** What the exercise asks **
Needed from the entries below: every line that holds the word "SAVE".

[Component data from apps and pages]
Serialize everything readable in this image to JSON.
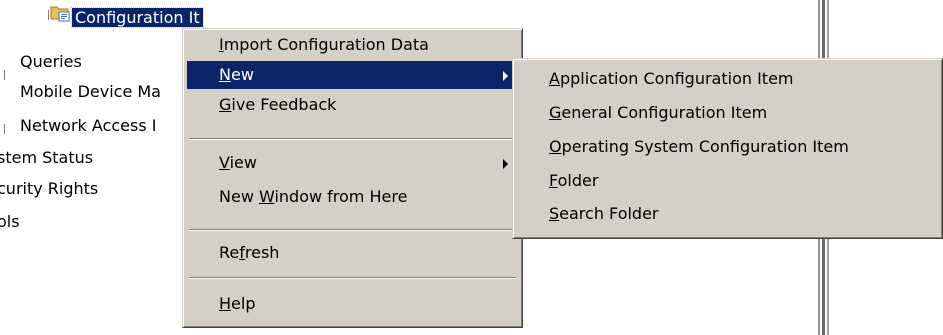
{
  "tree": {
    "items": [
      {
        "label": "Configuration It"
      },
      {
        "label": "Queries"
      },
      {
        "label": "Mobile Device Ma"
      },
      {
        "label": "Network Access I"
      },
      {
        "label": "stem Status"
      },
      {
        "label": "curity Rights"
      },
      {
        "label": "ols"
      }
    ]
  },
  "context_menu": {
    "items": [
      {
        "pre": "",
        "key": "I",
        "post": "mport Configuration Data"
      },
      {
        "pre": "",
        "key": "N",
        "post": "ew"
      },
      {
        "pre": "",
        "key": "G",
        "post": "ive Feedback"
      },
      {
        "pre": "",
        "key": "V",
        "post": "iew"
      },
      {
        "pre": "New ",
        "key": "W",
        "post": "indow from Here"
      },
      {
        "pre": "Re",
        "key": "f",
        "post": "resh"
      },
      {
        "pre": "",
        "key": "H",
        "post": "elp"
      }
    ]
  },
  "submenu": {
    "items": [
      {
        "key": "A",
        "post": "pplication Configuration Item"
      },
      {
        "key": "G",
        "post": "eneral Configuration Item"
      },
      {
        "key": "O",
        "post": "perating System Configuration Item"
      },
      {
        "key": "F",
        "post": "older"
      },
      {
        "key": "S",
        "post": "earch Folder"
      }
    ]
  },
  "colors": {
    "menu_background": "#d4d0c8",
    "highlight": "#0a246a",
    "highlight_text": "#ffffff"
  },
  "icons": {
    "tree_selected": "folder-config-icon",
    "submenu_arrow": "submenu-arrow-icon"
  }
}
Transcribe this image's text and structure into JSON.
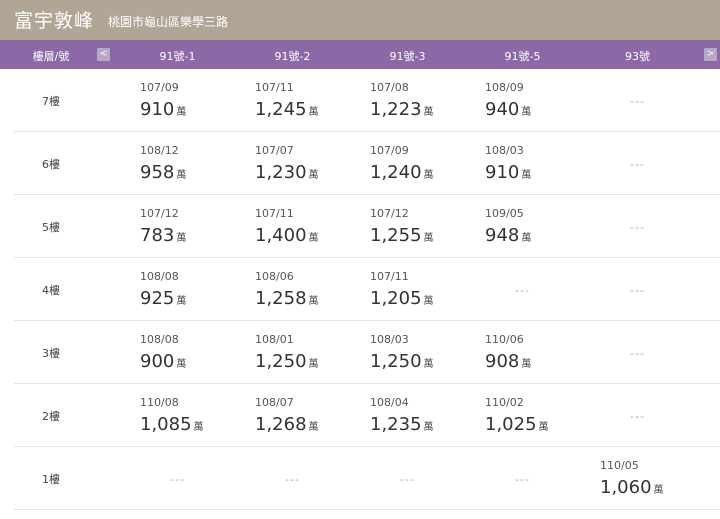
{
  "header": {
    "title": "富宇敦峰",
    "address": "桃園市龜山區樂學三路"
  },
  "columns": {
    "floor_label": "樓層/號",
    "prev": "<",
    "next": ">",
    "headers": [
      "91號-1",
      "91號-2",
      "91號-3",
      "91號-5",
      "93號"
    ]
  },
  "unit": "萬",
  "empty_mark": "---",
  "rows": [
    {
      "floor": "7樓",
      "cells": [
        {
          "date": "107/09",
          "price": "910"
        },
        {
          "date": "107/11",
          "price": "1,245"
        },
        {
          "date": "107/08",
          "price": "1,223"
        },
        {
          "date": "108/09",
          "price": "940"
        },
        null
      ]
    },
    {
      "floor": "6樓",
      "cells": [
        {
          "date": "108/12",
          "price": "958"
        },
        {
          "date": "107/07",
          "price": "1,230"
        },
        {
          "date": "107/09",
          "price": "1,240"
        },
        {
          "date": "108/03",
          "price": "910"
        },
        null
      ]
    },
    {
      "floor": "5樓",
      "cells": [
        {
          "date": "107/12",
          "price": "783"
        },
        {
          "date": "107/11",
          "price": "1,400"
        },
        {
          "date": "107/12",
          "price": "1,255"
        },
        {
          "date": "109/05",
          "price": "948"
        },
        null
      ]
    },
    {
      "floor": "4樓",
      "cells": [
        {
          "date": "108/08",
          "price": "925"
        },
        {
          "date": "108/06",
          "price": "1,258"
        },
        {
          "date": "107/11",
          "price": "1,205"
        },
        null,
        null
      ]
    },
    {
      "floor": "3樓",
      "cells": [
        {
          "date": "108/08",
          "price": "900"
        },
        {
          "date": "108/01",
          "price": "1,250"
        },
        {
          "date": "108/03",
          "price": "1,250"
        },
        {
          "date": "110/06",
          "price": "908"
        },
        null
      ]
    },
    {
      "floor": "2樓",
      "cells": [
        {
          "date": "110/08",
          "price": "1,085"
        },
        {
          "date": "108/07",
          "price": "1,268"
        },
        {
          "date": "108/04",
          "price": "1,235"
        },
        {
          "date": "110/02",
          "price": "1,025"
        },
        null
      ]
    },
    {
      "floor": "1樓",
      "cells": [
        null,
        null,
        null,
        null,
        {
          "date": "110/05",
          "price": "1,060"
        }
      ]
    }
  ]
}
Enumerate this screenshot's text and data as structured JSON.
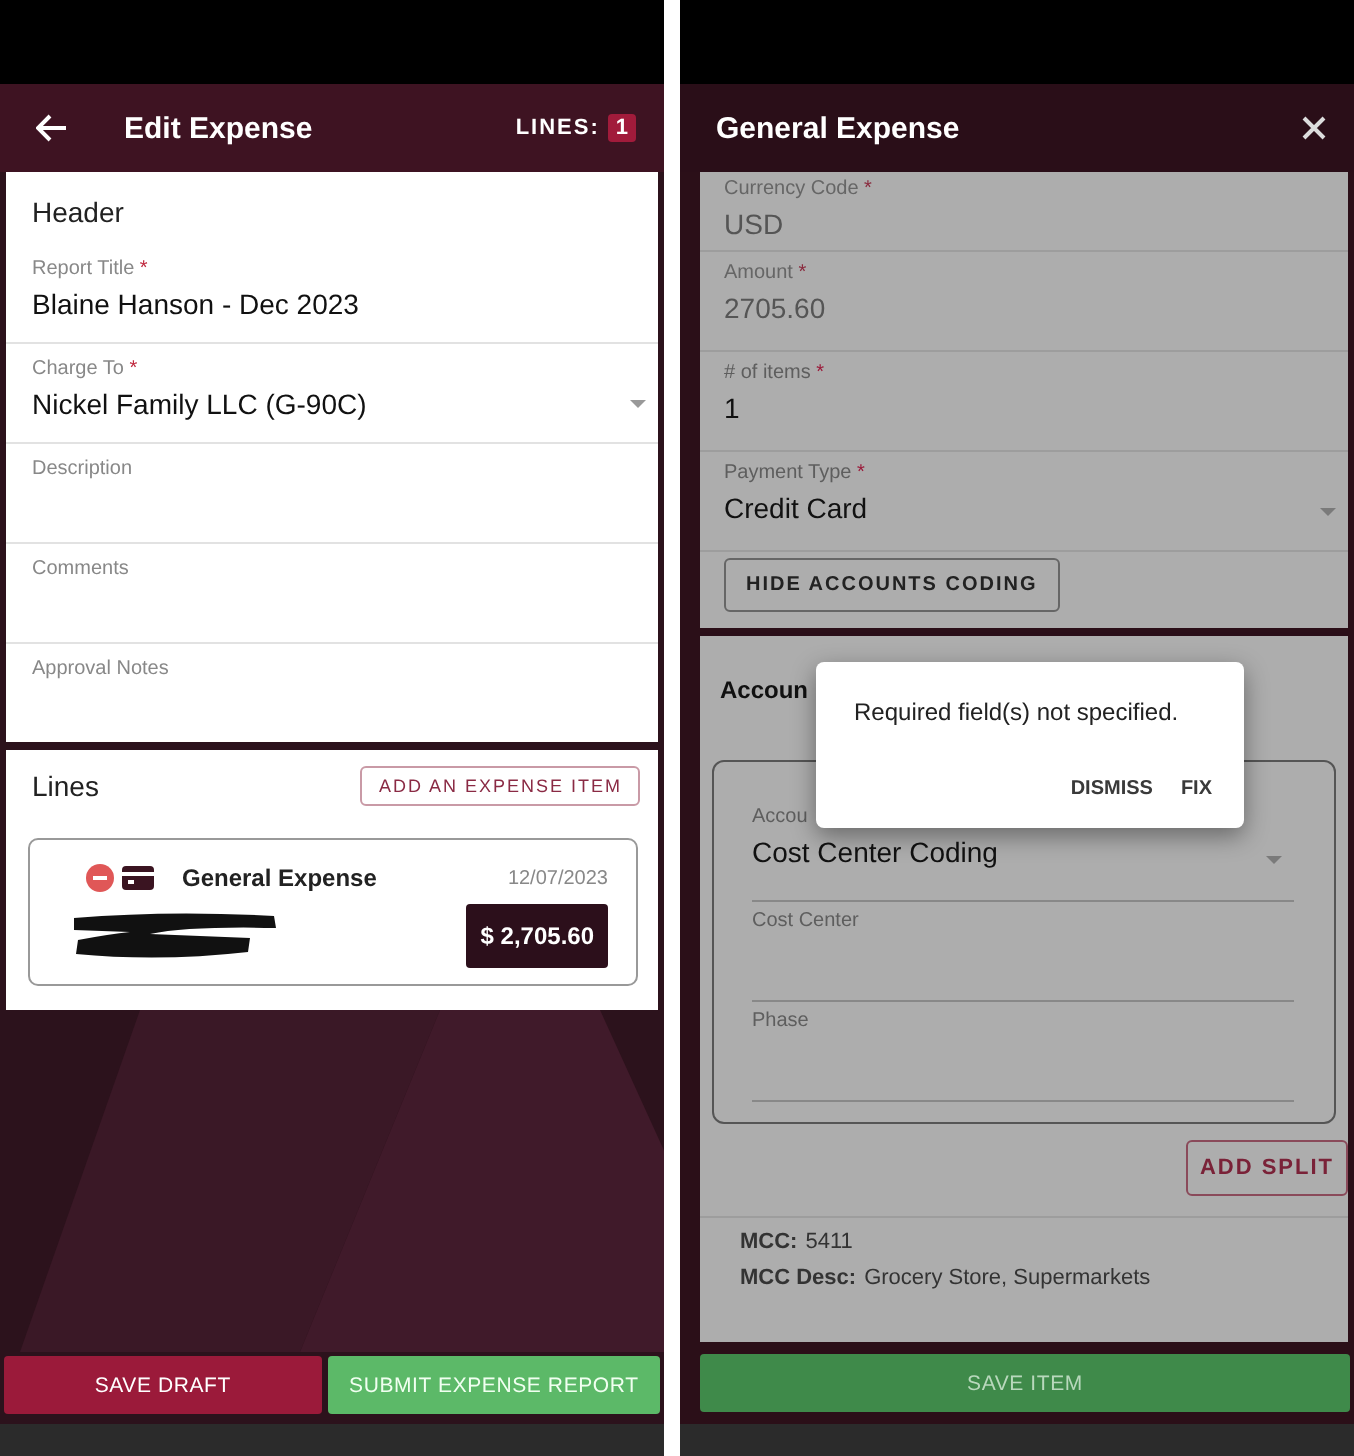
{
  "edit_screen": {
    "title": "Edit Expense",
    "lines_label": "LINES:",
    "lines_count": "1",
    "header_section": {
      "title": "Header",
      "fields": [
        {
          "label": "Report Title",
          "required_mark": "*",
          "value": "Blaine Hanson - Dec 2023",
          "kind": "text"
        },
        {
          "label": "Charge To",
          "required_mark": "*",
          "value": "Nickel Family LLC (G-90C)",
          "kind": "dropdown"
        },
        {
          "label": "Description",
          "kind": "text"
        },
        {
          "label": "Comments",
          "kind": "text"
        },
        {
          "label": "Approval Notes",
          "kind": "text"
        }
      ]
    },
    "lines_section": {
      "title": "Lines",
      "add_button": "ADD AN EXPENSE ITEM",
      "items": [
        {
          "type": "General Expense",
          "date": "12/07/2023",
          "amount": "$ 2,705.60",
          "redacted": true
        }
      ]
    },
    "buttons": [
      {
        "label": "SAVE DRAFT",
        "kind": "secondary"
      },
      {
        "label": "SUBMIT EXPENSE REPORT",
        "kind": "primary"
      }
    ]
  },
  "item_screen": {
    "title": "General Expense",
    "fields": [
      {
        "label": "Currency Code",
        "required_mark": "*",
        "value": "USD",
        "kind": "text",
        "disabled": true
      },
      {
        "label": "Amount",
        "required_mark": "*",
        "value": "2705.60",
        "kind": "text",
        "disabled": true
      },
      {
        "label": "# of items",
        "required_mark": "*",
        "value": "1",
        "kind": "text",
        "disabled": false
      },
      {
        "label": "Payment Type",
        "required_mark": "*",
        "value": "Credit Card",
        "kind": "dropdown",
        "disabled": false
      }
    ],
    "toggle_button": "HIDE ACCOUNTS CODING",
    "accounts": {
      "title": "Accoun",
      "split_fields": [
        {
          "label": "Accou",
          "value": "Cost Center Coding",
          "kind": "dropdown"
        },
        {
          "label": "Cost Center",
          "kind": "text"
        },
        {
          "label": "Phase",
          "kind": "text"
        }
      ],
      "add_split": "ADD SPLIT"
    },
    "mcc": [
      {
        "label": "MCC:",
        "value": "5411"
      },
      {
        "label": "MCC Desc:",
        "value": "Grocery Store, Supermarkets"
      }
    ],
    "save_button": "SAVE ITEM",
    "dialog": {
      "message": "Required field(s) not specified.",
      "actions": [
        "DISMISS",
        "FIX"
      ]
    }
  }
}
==
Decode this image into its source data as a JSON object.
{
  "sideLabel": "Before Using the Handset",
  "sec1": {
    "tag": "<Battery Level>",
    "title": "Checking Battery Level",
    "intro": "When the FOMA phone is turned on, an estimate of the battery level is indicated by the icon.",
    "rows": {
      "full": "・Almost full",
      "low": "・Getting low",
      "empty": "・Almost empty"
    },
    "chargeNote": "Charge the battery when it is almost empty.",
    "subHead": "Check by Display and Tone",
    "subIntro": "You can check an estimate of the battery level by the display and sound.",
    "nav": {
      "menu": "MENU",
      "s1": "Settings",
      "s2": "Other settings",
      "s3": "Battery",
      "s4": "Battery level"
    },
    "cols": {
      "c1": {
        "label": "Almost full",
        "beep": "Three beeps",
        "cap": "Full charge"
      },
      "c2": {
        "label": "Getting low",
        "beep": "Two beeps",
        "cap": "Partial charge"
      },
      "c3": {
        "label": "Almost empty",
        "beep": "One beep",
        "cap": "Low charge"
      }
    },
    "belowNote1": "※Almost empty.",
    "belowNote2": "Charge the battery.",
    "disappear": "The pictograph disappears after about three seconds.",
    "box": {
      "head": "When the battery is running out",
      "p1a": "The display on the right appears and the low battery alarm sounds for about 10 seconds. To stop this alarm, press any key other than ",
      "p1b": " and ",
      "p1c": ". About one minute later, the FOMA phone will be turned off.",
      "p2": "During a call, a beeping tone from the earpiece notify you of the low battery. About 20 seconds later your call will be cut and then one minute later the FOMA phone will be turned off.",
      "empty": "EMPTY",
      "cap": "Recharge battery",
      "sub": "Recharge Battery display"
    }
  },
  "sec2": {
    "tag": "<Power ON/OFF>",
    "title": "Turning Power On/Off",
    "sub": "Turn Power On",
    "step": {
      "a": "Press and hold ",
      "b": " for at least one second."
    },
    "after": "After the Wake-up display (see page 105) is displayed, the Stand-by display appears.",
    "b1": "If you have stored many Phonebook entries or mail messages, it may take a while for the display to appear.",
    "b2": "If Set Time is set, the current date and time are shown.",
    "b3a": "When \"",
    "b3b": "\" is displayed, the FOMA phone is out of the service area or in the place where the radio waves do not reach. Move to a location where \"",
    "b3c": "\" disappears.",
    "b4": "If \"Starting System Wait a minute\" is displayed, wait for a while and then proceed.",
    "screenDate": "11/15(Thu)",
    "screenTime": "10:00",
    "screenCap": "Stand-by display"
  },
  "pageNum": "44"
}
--
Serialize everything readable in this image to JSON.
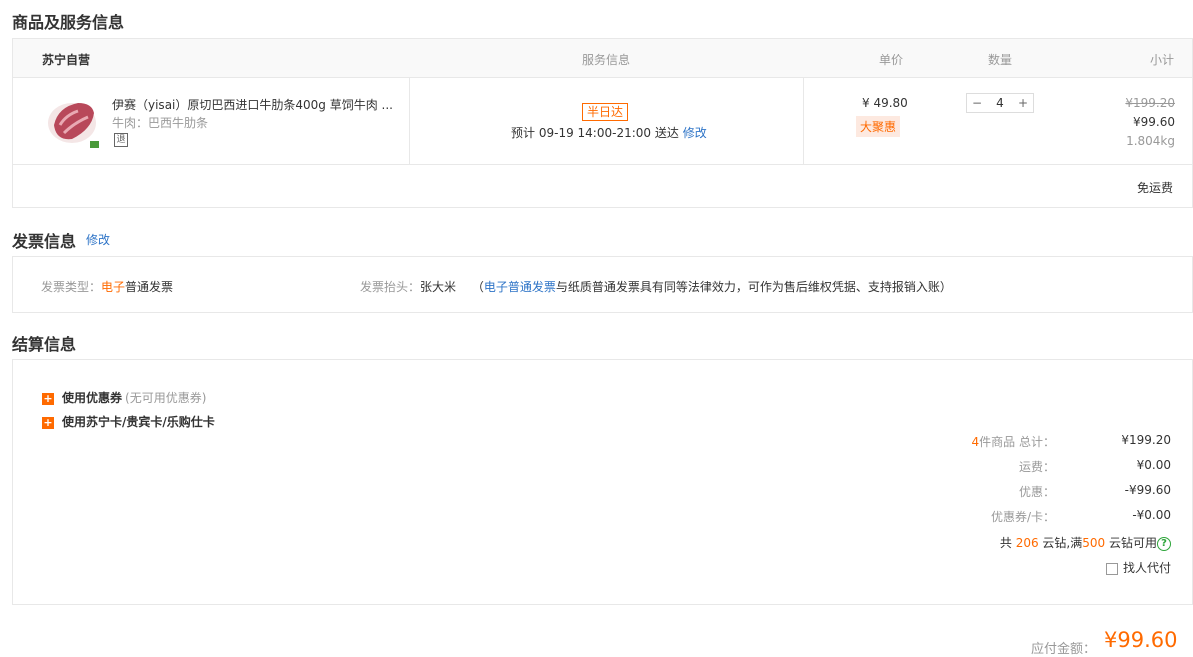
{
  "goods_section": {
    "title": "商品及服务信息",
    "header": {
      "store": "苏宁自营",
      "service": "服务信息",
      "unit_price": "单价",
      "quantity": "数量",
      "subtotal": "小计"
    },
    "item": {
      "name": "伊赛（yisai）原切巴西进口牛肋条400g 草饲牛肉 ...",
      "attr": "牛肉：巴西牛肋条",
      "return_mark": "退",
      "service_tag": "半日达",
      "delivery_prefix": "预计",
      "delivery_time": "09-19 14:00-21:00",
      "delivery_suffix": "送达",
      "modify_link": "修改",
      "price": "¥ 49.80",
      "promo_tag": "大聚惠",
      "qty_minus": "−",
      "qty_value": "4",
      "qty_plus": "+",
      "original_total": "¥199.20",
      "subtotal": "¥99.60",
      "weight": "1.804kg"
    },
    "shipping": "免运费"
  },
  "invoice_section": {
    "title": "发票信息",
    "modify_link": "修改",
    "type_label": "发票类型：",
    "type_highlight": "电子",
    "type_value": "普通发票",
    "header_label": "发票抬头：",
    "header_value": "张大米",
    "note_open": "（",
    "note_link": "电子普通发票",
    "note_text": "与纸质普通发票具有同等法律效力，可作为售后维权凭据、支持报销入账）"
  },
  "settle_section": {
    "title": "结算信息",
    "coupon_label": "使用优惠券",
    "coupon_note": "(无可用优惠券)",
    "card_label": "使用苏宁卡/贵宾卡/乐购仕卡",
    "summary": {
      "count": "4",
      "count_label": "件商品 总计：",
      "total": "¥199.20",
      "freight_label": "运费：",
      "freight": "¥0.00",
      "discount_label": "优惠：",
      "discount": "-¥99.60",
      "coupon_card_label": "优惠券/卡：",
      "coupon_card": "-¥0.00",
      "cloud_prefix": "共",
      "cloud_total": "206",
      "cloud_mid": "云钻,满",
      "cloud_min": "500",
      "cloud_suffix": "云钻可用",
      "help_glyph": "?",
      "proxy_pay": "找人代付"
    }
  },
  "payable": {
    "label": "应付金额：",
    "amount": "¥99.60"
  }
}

** Answer box **
        "label": "SAVE DRAFT",
    "save_button": "SAVE ITEM",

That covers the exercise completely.